What you are asked to do
For this exercise, repeat the whole listing below exactly. Leave the pictures out.

Data provided
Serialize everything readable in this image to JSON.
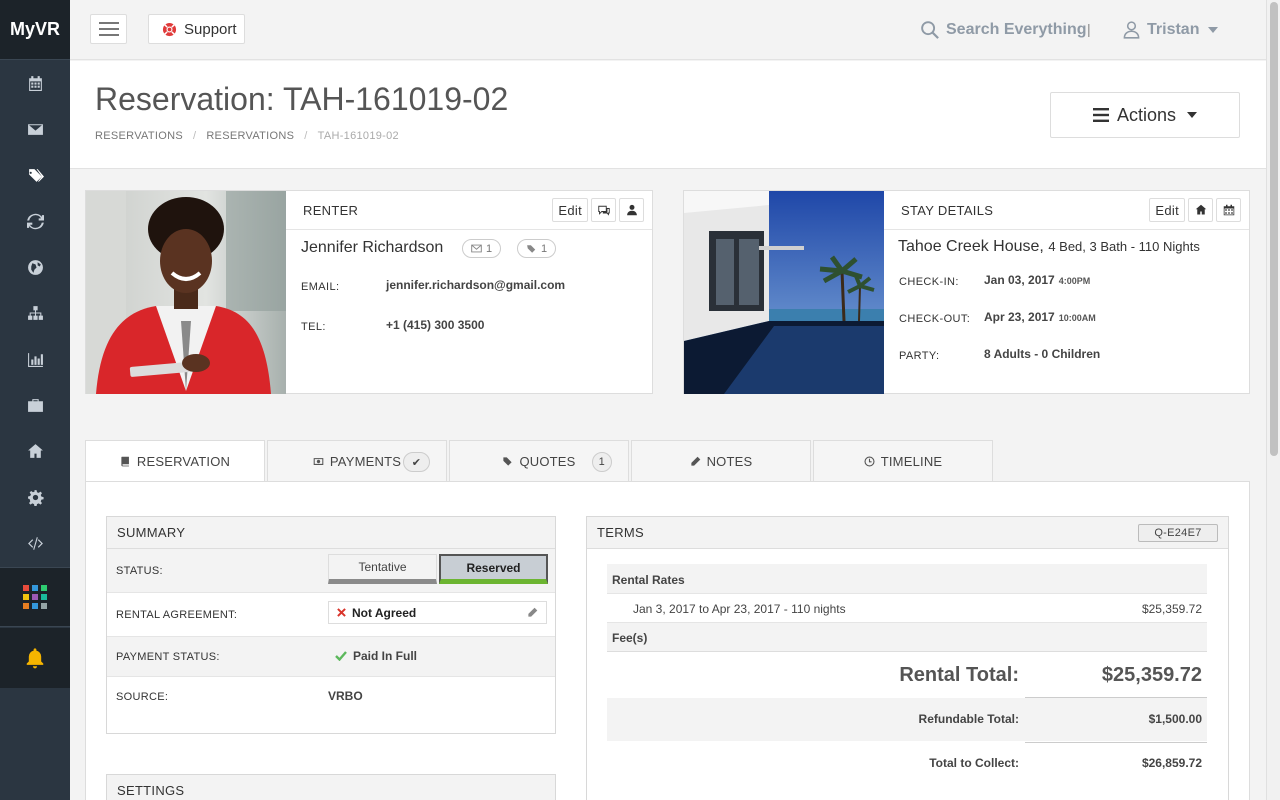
{
  "app": {
    "brand": "MyVR"
  },
  "sidebar": {
    "items": [
      {
        "icon": "calendar-icon"
      },
      {
        "icon": "envelope-icon"
      },
      {
        "icon": "tags-icon"
      },
      {
        "icon": "refresh-icon"
      },
      {
        "icon": "globe-icon"
      },
      {
        "icon": "sitemap-icon"
      },
      {
        "icon": "bar-chart-icon"
      },
      {
        "icon": "briefcase-icon"
      },
      {
        "icon": "home-icon"
      },
      {
        "icon": "gear-icon"
      },
      {
        "icon": "code-icon"
      }
    ],
    "apps_icon": "apps-grid-icon",
    "bell_icon": "bell-icon",
    "bell_color": "#f5b400"
  },
  "topbar": {
    "support_label": "Support",
    "search_label": "Search Everything",
    "separator": "|",
    "user_name": "Tristan"
  },
  "header": {
    "title": "Reservation: TAH-161019-02",
    "breadcrumb": [
      "RESERVATIONS",
      "RESERVATIONS",
      "TAH-161019-02"
    ],
    "actions_label": "Actions"
  },
  "renter": {
    "heading": "RENTER",
    "edit_label": "Edit",
    "name": "Jennifer Richardson",
    "messages_count": "1",
    "tags_count": "1",
    "email_label": "EMAIL:",
    "email": "jennifer.richardson@gmail.com",
    "tel_label": "TEL:",
    "tel": "+1 (415) 300 3500"
  },
  "stay": {
    "heading": "STAY DETAILS",
    "edit_label": "Edit",
    "property": "Tahoe Creek House,",
    "property_details": "4 Bed, 3 Bath - 110 Nights",
    "checkin_label": "CHECK-IN:",
    "checkin_date": "Jan 03, 2017",
    "checkin_time": "4:00PM",
    "checkout_label": "CHECK-OUT:",
    "checkout_date": "Apr 23, 2017",
    "checkout_time": "10:00AM",
    "party_label": "PARTY:",
    "party": "8 Adults - 0 Children"
  },
  "tabs": [
    {
      "label": "RESERVATION",
      "icon": "book-icon"
    },
    {
      "label": "PAYMENTS",
      "icon": "money-icon",
      "badge": "✔"
    },
    {
      "label": "QUOTES",
      "icon": "tags-icon",
      "badge": "1"
    },
    {
      "label": "NOTES",
      "icon": "pencil-icon"
    },
    {
      "label": "TIMELINE",
      "icon": "clock-icon"
    }
  ],
  "summary": {
    "heading": "SUMMARY",
    "status_label": "STATUS:",
    "status_options": [
      "Tentative",
      "Reserved"
    ],
    "status_selected": "Reserved",
    "agreement_label": "RENTAL AGREEMENT:",
    "agreement_value": "Not Agreed",
    "payment_label": "PAYMENT STATUS:",
    "payment_value": "Paid In Full",
    "source_label": "SOURCE:",
    "source_value": "VRBO"
  },
  "settings": {
    "heading": "SETTINGS"
  },
  "terms": {
    "heading": "TERMS",
    "quote_id": "Q-E24E7",
    "rental_rates_label": "Rental Rates",
    "rate_line": "Jan 3, 2017 to Apr 23, 2017 - 110 nights",
    "rate_amount": "$25,359.72",
    "fees_label": "Fee(s)",
    "rental_total_label": "Rental Total:",
    "rental_total": "$25,359.72",
    "refundable_label": "Refundable Total:",
    "refundable": "$1,500.00",
    "collect_label": "Total to Collect:",
    "collect": "$26,859.72"
  },
  "colors": {
    "sidebar_bg": "#2b3641",
    "reserved_bar": "#6cb531",
    "tentative_bar": "#8a8a8a",
    "support_red": "#e03a3a",
    "not_agreed_red": "#d9342b",
    "paid_green": "#5cb85c"
  }
}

Solution for this task
Serialize everything readable in this image to JSON.
{
  "app": {
    "brand": "MyVR"
  },
  "sidebar": {
    "items": [
      {
        "icon": "calendar-icon"
      },
      {
        "icon": "envelope-icon"
      },
      {
        "icon": "tags-icon"
      },
      {
        "icon": "refresh-icon"
      },
      {
        "icon": "globe-icon"
      },
      {
        "icon": "sitemap-icon"
      },
      {
        "icon": "bar-chart-icon"
      },
      {
        "icon": "briefcase-icon"
      },
      {
        "icon": "home-icon"
      },
      {
        "icon": "gear-icon"
      },
      {
        "icon": "code-icon"
      }
    ],
    "apps_icon": "apps-grid-icon",
    "bell_icon": "bell-icon",
    "bell_color": "#f5b400"
  },
  "topbar": {
    "support_label": "Support",
    "search_label": "Search Everything",
    "separator": "|",
    "user_name": "Tristan"
  },
  "header": {
    "title": "Reservation: TAH-161019-02",
    "breadcrumb": [
      "RESERVATIONS",
      "RESERVATIONS",
      "TAH-161019-02"
    ],
    "actions_label": "Actions"
  },
  "renter": {
    "heading": "RENTER",
    "edit_label": "Edit",
    "name": "Jennifer Richardson",
    "messages_count": "1",
    "tags_count": "1",
    "email_label": "EMAIL:",
    "email": "jennifer.richardson@gmail.com",
    "tel_label": "TEL:",
    "tel": "+1 (415) 300 3500"
  },
  "stay": {
    "heading": "STAY DETAILS",
    "edit_label": "Edit",
    "property": "Tahoe Creek House,",
    "property_details": "4 Bed, 3 Bath - 110 Nights",
    "checkin_label": "CHECK-IN:",
    "checkin_date": "Jan 03, 2017",
    "checkin_time": "4:00PM",
    "checkout_label": "CHECK-OUT:",
    "checkout_date": "Apr 23, 2017",
    "checkout_time": "10:00AM",
    "party_label": "PARTY:",
    "party": "8 Adults - 0 Children"
  },
  "tabs": [
    {
      "label": "RESERVATION",
      "icon": "book-icon"
    },
    {
      "label": "PAYMENTS",
      "icon": "money-icon",
      "badge": "✔"
    },
    {
      "label": "QUOTES",
      "icon": "tags-icon",
      "badge": "1"
    },
    {
      "label": "NOTES",
      "icon": "pencil-icon"
    },
    {
      "label": "TIMELINE",
      "icon": "clock-icon"
    }
  ],
  "summary": {
    "heading": "SUMMARY",
    "status_label": "STATUS:",
    "status_options": [
      "Tentative",
      "Reserved"
    ],
    "status_selected": "Reserved",
    "agreement_label": "RENTAL AGREEMENT:",
    "agreement_value": "Not Agreed",
    "payment_label": "PAYMENT STATUS:",
    "payment_value": "Paid In Full",
    "source_label": "SOURCE:",
    "source_value": "VRBO"
  },
  "settings": {
    "heading": "SETTINGS"
  },
  "terms": {
    "heading": "TERMS",
    "quote_id": "Q-E24E7",
    "rental_rates_label": "Rental Rates",
    "rate_line": "Jan 3, 2017 to Apr 23, 2017 - 110 nights",
    "rate_amount": "$25,359.72",
    "fees_label": "Fee(s)",
    "rental_total_label": "Rental Total:",
    "rental_total": "$25,359.72",
    "refundable_label": "Refundable Total:",
    "refundable": "$1,500.00",
    "collect_label": "Total to Collect:",
    "collect": "$26,859.72"
  },
  "colors": {
    "sidebar_bg": "#2b3641",
    "reserved_bar": "#6cb531",
    "tentative_bar": "#8a8a8a",
    "support_red": "#e03a3a",
    "not_agreed_red": "#d9342b",
    "paid_green": "#5cb85c"
  }
}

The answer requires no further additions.